* [Goal of the exercise]:
Would you please copy every line below that includes the string "JSON"?

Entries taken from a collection
# # # # # # #

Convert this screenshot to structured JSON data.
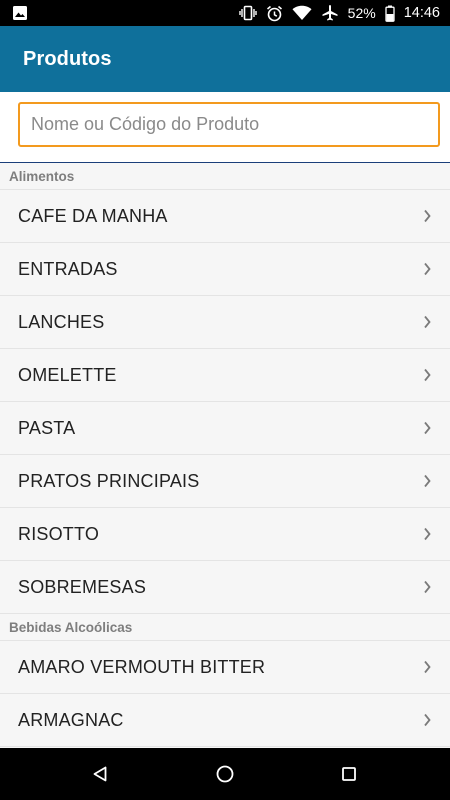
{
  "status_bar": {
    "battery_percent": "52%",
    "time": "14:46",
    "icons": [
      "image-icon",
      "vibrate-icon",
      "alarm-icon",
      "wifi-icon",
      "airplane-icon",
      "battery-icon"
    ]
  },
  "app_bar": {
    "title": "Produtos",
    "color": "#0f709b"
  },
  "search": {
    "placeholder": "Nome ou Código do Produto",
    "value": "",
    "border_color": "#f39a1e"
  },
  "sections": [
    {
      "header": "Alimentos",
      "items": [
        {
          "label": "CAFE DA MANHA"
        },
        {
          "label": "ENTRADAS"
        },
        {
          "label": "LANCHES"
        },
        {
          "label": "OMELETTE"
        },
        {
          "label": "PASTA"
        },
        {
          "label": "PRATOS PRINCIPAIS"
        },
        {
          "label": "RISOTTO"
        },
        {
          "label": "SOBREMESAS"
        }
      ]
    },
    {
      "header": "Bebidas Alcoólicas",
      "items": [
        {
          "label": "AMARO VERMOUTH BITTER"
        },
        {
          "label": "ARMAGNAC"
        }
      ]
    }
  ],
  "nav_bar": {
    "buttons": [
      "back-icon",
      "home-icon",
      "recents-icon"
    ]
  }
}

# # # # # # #

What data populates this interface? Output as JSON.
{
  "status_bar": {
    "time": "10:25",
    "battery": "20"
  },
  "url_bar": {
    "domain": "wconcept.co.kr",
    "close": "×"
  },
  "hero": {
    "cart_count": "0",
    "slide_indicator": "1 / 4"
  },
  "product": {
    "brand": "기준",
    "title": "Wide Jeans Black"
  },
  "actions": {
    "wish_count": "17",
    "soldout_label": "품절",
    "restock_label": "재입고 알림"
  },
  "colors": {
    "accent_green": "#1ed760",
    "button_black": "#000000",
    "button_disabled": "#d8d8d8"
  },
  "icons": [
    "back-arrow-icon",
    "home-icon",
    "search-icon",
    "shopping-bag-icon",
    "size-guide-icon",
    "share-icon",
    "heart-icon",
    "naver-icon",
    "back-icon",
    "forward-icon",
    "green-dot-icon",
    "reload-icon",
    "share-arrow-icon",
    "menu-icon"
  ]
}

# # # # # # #

* [Task result]:
Convert this screenshot to structured JSON data.
What data populates this interface? Output as JSON.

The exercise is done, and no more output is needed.